Why We Fake It

There are five reasons why people fake it. And it’s important to note that we have all faced one or all of these five things in our lives, and will continue to face them.

1. Ignorance

You can’t know what you don’t already know. There are obviously facts and experiences that you have not yet heard or lived through and so it is impossible for you to know everything.

For example: Did you know that the Blue Whale’s heart weighs approximately 3,000 lbs and is bigger than a VW Beetle? (5 feet long, 4 feet wide and 5 feet tall) You do now!

2. Underdeveloped Skills

You may have learned a lot in your career, but the likelihood that you have mastered every skill you know is slim to none. It takes about 10,000 hours to master a skill. You may have mastered several skills, like walking while chewing gum, but you still have a lot you can learn.

In the book Outliers: The Story of Success, author Malcolm Gladwell says that it takes roughly ten thousand hours of practice to achieve mastery in a field.

3. Laziness

It is hard work to do some things. I often say that if God loved his people eating chocolate cake it would make us healthy. (Obviously I am being facetious here. John 3:16 clearly shows how much God loves his people!)  But the truth is, it takes hard work to learn new skills and to master them. It takes hard work to build muscle and endurance. Again, if it was easy everyone in the world would be fit and look like chiseled Roman soldiers! If you don’t have the drive to do what it takes to learn what you don’t know, then you will be forced to fake your skills in that area of your life.

Have you seen the “Couch To Marathon” systems out there? It takes a solid 3 months of dedication to get from couch potato to someone who can finish 26.2 Miles of running! (Even longer if you want to win.)

4. Overconfidence

“I don’t need to learn. I know everything!” Have you ever met someone with an attitude like that? It can be infuriating walking into a meeting with someone who has not prepared and thinks that they have an answer to everyone and everything. I’m not talking about someone who has studied their whole lives on a topic and is an expert in the field. I’m talking about that arrogant co-worker who spends 5-10 minutes in the start of the meeting trying to figure out what the meeting is about (even though they had the meeting invite, agenda, and declined to attend the pre-brief). Then after 10 minutes is the foremost expert, in their own not so humble opinion, on the topic and proceeds to “lead” the meeting...right into a hole!

Want an interesting read? Check out Dr. Leisa Bailey’s article on The Difference Between Confidence and Arrogance.

5. You Get Thrown Under A Bus!

Sometimes it is inevitable. We are put in a situation we could never be prepared for and are expected to perform.

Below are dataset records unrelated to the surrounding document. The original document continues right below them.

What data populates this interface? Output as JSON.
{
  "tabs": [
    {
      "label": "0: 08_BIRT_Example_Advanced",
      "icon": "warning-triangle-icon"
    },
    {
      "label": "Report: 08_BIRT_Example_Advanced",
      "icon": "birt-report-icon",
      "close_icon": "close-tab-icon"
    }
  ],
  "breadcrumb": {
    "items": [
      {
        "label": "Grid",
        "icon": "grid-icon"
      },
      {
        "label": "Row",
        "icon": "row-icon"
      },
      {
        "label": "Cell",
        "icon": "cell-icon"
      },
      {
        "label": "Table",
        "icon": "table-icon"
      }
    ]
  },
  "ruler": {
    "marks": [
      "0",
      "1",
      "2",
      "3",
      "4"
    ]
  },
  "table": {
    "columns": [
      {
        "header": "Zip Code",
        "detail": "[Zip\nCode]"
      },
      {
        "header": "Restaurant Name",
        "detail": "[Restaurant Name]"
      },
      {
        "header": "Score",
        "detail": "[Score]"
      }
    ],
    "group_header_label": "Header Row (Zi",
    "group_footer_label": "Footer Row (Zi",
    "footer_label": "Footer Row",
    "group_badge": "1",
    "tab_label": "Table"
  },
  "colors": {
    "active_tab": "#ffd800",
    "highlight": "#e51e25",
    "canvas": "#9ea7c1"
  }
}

You walk in a conference room expecting to stare into the abyss of nothingness and ponder life's mysteries only to hear the organizer say, “Hey Roy, we’re ready so you can go ahead and start your meeting…”   Wait what??  I didn’t organize this meeting, nor am I supposed to be LEADING IT!?!?   Sometimes you have to think on your feet and fake it the best you can with what you’ve got!

The worst time you might experience having to fake your confidence and knowledge is in a job interview. You can prepare to the best of your ability, but you might get that curve ball question like, If you could be any animal, what would it be and why?  I’m not sure about you, but I’ve never thought about that question in an interview...and honestly can’t quite tell why someone would ask that. I mean just because I love the duck billed platypus doesn’t mean I would be a funny looking employee. (Enter snide jokes here!)

At the end of it all, if you can identify when you are faking it, then you can prioritize your learning so you will be less likely to be in a situation where you have to fake it. As I mentioned before, we all fake it sometimes and we will never be in a situation where we never have to fake it again. But the more we learn and the harder we work the more prepared we will be to handle those situations!